---------- DATASET CONTENT ----------
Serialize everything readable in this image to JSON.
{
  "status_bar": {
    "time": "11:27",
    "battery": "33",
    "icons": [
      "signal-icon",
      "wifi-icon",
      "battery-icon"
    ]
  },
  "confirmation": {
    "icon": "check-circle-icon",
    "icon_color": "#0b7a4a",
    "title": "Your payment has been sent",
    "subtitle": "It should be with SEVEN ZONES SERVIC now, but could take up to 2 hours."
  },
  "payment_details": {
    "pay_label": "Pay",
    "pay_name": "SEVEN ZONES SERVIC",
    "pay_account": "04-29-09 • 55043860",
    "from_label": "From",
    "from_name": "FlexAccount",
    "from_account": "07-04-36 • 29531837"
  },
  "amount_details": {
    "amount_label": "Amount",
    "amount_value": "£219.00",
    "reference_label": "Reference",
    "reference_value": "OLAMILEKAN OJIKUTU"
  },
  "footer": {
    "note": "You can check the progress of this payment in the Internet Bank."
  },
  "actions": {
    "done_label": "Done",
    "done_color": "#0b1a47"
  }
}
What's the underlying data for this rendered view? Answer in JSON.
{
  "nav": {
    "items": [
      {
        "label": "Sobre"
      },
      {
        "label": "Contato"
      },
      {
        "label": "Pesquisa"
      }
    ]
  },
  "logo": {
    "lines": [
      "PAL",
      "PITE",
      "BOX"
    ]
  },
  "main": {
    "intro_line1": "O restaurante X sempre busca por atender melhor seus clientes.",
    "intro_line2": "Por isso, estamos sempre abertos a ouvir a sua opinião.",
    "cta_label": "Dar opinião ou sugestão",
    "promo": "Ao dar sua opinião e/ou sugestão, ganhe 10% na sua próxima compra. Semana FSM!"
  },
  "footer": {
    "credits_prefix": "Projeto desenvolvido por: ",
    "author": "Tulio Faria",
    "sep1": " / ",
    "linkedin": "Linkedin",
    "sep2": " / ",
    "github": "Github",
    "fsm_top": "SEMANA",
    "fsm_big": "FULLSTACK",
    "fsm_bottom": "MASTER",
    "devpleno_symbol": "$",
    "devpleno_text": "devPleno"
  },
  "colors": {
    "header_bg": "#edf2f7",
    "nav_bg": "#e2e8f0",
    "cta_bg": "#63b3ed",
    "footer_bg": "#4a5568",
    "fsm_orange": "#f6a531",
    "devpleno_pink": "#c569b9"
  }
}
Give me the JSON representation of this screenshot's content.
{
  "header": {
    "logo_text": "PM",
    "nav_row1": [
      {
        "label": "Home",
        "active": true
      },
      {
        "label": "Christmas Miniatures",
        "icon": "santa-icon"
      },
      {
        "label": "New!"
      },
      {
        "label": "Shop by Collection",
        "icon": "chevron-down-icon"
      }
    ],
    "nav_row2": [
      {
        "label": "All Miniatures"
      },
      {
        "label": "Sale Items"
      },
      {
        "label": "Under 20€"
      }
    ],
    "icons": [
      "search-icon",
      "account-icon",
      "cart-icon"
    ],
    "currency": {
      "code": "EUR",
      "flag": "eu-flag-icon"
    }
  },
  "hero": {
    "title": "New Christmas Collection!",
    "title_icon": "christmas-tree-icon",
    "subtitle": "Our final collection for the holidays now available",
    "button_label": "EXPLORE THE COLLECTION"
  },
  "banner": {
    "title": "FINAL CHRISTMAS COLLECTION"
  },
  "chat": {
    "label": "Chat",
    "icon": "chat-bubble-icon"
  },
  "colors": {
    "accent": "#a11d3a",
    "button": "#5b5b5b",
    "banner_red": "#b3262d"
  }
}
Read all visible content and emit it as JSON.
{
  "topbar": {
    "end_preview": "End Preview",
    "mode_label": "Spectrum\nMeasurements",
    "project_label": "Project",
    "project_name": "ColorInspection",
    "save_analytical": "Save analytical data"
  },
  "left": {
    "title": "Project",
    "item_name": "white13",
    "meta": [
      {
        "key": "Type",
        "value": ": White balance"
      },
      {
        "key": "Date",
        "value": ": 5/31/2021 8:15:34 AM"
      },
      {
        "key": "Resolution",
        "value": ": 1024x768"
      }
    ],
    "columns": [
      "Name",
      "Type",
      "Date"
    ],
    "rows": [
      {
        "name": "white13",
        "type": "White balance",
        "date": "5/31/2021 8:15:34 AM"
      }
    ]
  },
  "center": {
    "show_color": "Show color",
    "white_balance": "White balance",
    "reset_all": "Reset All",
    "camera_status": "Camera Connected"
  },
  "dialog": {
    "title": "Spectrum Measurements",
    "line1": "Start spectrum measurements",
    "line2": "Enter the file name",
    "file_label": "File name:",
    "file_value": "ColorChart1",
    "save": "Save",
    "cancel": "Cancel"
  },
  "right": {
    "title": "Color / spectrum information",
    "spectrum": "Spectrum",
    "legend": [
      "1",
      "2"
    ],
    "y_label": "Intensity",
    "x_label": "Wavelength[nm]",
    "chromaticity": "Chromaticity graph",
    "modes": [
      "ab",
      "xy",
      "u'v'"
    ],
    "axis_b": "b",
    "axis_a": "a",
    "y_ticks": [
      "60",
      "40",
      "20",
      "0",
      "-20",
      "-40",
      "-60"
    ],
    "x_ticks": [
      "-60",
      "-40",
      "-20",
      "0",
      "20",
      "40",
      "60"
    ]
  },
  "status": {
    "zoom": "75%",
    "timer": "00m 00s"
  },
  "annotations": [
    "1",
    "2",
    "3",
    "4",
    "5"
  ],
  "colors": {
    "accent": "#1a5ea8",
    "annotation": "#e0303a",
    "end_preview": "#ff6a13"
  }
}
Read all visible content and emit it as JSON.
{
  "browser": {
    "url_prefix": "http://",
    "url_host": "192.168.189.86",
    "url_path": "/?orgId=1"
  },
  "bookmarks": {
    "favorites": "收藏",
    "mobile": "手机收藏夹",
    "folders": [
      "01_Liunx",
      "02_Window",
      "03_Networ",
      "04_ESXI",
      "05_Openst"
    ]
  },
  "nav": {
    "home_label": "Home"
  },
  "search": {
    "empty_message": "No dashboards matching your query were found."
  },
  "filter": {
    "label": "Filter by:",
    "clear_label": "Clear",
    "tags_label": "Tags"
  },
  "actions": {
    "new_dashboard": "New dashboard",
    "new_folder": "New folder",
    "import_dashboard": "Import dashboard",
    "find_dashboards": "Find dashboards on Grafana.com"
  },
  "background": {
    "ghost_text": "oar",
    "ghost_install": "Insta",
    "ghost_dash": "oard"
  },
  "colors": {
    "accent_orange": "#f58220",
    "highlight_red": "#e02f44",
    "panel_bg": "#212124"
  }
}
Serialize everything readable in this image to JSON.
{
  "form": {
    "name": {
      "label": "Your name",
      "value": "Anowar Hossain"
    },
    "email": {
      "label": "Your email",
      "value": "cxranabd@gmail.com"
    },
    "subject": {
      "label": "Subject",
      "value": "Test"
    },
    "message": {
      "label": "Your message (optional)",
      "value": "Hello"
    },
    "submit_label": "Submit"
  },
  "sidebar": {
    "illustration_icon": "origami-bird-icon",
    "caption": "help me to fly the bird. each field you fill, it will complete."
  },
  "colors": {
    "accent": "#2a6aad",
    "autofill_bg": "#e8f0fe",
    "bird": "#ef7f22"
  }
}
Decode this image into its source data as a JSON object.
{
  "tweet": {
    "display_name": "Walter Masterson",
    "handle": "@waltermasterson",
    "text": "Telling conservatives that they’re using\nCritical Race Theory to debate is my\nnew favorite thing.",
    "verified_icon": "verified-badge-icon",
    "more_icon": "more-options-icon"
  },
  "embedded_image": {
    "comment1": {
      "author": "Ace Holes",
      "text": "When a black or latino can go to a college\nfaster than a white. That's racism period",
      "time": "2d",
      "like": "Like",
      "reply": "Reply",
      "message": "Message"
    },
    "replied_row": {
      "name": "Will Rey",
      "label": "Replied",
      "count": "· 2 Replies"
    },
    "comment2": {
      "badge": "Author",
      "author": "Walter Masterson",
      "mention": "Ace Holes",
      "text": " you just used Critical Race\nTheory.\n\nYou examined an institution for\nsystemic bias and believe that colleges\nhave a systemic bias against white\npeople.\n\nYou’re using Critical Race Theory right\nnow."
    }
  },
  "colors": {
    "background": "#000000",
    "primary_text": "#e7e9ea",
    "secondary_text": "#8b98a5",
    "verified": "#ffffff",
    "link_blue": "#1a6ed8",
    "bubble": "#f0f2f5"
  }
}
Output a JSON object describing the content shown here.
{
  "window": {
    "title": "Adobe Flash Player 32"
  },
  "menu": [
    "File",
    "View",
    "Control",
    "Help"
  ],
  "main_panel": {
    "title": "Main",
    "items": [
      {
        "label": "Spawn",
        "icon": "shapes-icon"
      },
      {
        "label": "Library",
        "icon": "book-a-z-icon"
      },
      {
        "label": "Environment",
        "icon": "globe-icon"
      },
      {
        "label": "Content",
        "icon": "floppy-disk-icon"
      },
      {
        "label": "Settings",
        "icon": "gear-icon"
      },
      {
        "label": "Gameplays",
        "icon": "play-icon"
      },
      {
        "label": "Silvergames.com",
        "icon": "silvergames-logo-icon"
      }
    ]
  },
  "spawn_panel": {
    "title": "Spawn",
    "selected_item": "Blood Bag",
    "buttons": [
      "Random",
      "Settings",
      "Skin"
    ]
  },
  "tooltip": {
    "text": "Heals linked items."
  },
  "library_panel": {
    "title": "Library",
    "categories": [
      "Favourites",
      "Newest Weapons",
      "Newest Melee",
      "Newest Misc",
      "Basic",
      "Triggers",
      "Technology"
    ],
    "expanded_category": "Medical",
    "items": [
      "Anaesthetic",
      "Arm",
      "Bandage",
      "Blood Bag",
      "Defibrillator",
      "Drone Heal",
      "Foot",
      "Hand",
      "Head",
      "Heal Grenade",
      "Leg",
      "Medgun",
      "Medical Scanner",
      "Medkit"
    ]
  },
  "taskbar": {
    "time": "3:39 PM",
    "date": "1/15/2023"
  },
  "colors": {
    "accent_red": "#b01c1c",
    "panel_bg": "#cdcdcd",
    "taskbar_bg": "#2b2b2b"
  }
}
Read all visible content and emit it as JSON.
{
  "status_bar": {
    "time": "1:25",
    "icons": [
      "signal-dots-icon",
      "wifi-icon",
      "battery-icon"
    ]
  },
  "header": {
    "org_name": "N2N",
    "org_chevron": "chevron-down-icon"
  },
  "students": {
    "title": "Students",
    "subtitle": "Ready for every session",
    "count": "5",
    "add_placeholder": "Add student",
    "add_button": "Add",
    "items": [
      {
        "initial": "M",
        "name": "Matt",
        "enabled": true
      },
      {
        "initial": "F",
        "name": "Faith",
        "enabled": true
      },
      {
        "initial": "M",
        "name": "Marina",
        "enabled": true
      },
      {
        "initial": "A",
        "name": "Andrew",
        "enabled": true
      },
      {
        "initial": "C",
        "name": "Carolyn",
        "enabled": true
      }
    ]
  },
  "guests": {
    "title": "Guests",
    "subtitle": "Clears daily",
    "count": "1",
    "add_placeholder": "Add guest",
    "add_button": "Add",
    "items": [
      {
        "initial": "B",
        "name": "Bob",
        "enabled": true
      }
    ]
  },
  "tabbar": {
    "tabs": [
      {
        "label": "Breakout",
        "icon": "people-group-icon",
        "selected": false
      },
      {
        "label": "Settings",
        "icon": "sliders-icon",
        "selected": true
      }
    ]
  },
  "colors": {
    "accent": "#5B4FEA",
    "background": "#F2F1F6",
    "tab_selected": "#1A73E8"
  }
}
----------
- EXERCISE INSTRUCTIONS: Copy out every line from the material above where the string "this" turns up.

- SOLUTION TO THE PROBLEM:
Serialize everything readable in this image to JSON.
    "note": "You can check the progress of this payment in the Internet Bank."
What's the underlying data for this rendered view? Answer in JSON.
Give me the JSON representation of this screenshot's content.
Serialize everything readable in this image to JSON.
Decode this image into its source data as a JSON object.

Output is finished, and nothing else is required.